Why Is it Called a Hamburger If There’s No Ham?

The hamburger has traveled around the world to get to where it is today with a namesake to remind us of the hamburger's humble origins.

Where’s the beef?

You’ve seen hamburgers all around the world at a variety of restaurants with different toppings. But have you ever wondered why a hamburger is called a hamburger if there’s no ham in it? It turns out, there’s historical significance to this name. For more interesting origin stories, here’s the surprising birthplace of 20 favorite foods and drinks.

All roads lead to Rome

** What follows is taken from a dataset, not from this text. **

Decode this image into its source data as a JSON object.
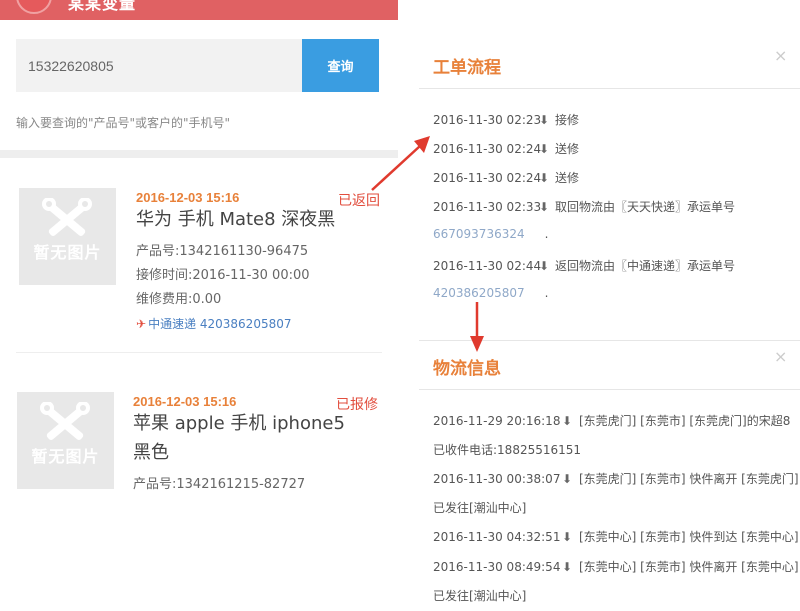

Leave it to the Romans to develop concepts that will be used thousands of years later. Along with the idea of bound books, roads, and newspapers, the Romans in the 1st century AD may have contributed to the first concept of something that may have looked like a hamburger with flavors including ground or minced meat with pepper, wine flavorings, and pine nuts. Did you know ancient Romans also contributed to why we say the “dog days of summer”?

The burger journey

The idea of a burger doesn’t stay in Rome for long. In the 13th century, Mongol horsemen rode across Asia while stashing raw meat beneath their saddles. This placement pounded the meat, tenderizing it and making it suitable enough to consume raw. Hundreds of years later in 1747, Hannah Glasse’s English cookbook The Art of Cookery Made Plain and Easy included a recipe of smoked sausage of minced beef seasoned with suet, nutmeg, garlic, and other ingredients that came to be known as “Hamburg” sausage. In 1802, more than 50 years later, the Oxford English Dictionary includes the “Hamburg” steak in its publication and defines it as a “hard slab of salted, minced beef, often slightly smoked, mixed with onions and bread crumbs.” The “Hamburg” steak was considered to be high-quality, gourmet, and expensive. But what’s the significance of calling it “Hamburg”? For more German traditions, here’s the reason why Oktoberfest starts in September.

How “Hamburg” comes into play

Germany, Hamburg, Old Town, Town houses at Nikolai FleetWestend61/Getty Images
Hamburg, Germany

So how did this “Hamburg” steak transform into the modern burger we know and love today? You’ve probably called a hamburger by its abbreviated name, the burger, but did you know Hamburg is actually the second-largest city in Germany? Hamburg is a port city along the Elbe river in northern Germany and is now a tourist destination known for its museums, architecture, and markets. Back in the late 18th century, Germans emigrated to America on the Hamburg-America Line and brought with them the “Hamburg” steak, consisting of minced, salted beefsteak. For your reference, these are the safest types of meat to eat.

The American burger

Flash forward to 1873 when Delmonico’s, a steakhouse located in New York City, opened and displayed the “Hamburg” steak on its menu for a steep price—for the time period—of ten cents. There have been many claims to the official creator of the hamburger, including twelve years later in 1885 when, at a fair in Hamburg, New York, brothers Frank and Charles Menches were low on pork and decided to use beef in their sandwich instead. That same year thousands of miles away at the Outagamie County Fair in Seymour, Wisconsin, teenager Charlie Nagreen had a similar idea. Both claimed to be the hamburger’s creators.

However, there are still contentions as to the true origin of the hamburger. In 1900, Louis Lassen of Louis’ Lunch in New Haven, Connecticut, served what could be the modern hamburger with ground beef between two slices of bread. One hundred years later, the U.S. Library of Congress became involved and said that Louis Lassen in New Haven, Connecticut, had served the first American hamburger. If you’re craving a hamburger, this what happens to your body after eating a fast-food burger.

It wasn’t until 1904 that the burger gained national recognition at the St. Louis World’s Fair. After a few bumps along the way with the publishing of Upton Sinclair’s novel The Jungle, the opening of White Castle, the world’s first burger chain, in 1921 helped the hamburger take off in the United States. All of this to say, the hamburger has traveled around the world to get to where it is today with a namesake to remind us of the hamburger’s humble origins. Next, here are 10 American foods you’d never expect were American.

Madeline Wahl
Madeline Wahl is a Digital Associate Editor/Writer at RD.com. Previously, she worked for HuffPost and Golf Channel. Her writing has appeared on HuffPost, Red Magazine, McSweeney's, Pink Pangea, The Mighty, and Yahoo Lifestyle, among others. More of her work can be found on her website: www.madelinehwahl.com